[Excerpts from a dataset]
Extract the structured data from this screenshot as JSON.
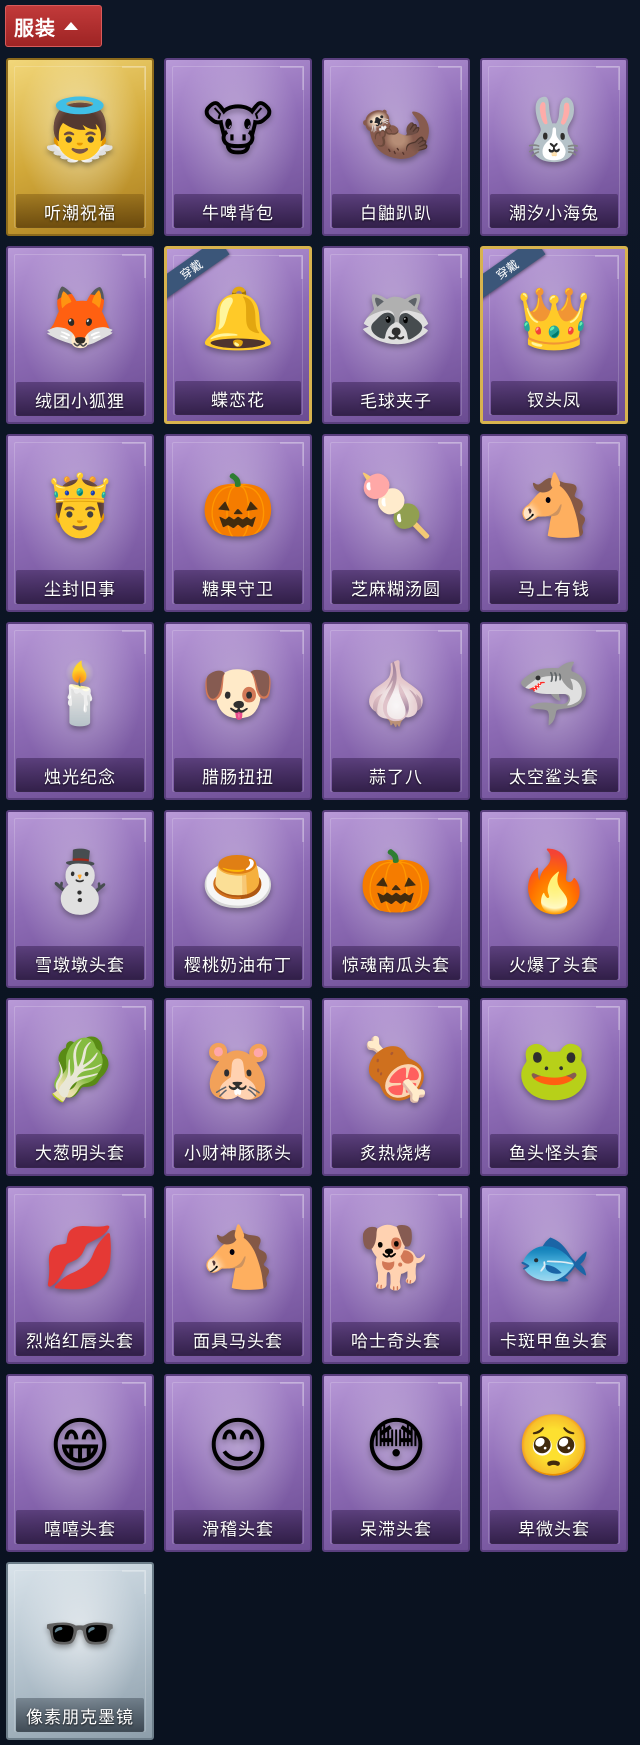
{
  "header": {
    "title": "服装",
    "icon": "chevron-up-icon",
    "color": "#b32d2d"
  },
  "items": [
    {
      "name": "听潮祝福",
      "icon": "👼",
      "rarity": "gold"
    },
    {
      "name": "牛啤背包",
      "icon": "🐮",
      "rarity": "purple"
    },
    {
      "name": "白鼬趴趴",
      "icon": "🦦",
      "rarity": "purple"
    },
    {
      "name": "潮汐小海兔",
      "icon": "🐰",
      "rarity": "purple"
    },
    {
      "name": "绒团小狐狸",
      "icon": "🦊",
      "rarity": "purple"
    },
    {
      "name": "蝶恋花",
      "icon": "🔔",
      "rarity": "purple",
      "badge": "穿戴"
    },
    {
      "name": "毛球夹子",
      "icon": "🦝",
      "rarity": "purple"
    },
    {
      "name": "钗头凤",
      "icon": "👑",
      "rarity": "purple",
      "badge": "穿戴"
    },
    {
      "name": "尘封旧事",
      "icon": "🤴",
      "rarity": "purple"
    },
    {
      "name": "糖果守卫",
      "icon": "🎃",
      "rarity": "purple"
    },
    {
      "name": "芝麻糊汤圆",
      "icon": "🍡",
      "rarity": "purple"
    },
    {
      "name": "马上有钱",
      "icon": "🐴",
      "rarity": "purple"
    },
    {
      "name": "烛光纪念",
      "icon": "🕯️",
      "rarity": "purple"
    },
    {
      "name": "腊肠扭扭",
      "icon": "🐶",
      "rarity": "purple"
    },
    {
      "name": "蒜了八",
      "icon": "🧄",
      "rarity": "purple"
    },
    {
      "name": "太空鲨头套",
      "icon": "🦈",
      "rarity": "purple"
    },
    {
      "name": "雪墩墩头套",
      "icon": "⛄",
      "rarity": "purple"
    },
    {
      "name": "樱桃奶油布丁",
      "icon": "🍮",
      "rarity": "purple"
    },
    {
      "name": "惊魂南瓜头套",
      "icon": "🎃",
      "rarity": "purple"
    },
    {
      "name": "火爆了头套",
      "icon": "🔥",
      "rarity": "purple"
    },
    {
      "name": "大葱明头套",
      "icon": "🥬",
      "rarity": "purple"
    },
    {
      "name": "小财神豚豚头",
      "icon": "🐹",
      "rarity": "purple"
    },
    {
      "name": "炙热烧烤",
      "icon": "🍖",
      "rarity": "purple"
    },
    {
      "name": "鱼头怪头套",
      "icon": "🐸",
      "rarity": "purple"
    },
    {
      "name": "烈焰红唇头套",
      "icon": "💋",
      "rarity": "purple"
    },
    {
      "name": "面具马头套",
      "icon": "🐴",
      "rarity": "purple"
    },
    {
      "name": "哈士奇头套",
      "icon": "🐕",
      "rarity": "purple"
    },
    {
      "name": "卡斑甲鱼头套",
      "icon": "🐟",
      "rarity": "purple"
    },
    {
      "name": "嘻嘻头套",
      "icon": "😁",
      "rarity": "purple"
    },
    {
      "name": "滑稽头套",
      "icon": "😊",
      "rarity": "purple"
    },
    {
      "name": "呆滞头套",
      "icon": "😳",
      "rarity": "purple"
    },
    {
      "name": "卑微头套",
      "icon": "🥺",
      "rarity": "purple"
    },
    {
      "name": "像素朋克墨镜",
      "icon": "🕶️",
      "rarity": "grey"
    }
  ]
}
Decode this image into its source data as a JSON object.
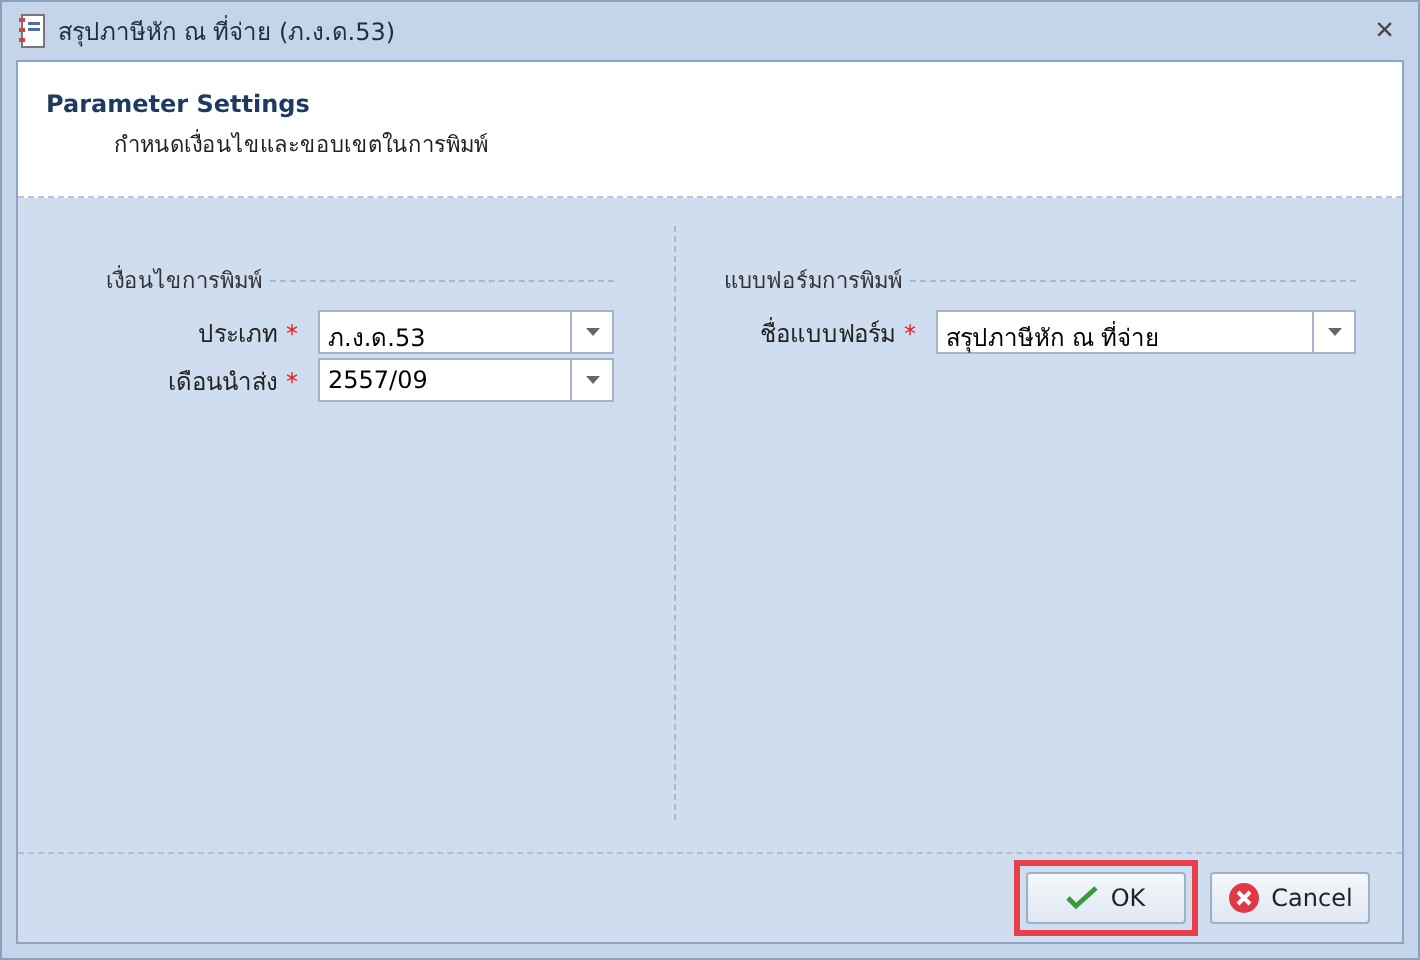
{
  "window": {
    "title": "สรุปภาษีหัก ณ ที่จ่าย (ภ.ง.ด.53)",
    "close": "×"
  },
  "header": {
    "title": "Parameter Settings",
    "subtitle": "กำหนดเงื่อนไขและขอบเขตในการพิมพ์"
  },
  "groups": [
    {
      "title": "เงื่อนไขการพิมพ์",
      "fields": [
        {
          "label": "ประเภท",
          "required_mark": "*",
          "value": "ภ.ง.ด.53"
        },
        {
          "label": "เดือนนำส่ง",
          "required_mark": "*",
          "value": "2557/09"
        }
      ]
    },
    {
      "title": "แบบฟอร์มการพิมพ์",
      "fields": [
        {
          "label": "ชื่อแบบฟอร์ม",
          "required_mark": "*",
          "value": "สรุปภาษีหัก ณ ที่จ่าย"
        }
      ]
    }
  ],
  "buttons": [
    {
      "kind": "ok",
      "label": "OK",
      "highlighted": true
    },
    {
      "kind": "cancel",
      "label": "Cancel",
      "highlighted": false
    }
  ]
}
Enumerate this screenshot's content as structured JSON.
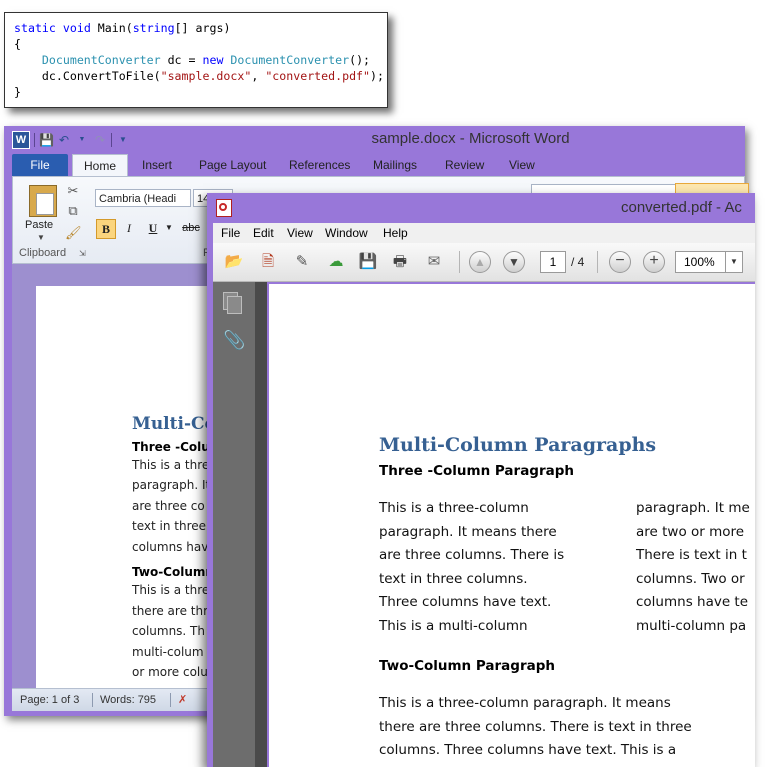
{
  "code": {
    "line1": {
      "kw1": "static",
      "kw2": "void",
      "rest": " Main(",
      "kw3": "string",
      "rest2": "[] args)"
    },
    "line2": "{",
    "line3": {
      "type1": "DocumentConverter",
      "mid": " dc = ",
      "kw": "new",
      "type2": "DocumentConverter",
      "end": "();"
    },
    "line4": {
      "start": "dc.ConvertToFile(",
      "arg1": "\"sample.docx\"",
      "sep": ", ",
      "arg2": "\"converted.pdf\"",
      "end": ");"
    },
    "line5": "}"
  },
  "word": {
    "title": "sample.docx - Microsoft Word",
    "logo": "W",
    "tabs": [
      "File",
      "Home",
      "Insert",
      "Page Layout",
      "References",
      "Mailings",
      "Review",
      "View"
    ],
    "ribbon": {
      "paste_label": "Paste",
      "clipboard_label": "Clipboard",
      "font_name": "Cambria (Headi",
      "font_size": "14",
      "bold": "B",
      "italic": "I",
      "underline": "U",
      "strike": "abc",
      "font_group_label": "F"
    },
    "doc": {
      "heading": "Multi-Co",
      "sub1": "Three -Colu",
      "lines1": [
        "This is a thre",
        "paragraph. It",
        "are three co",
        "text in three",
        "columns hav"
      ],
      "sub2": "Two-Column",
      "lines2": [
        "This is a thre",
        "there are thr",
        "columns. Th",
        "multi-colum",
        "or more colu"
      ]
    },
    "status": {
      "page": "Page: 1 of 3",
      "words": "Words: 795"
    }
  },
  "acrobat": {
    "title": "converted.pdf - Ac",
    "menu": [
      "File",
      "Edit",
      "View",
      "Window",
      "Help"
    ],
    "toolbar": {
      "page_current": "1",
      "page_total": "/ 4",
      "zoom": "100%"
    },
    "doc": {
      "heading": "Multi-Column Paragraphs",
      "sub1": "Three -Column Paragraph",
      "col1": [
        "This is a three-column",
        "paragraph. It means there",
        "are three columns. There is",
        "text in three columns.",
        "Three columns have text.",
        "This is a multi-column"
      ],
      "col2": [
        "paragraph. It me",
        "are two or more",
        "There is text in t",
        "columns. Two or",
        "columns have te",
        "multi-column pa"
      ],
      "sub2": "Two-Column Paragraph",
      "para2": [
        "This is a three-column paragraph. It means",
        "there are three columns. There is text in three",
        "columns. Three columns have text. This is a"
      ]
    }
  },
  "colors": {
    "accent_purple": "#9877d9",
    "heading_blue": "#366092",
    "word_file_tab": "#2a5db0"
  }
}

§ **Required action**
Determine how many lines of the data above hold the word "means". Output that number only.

§ **Output below**
2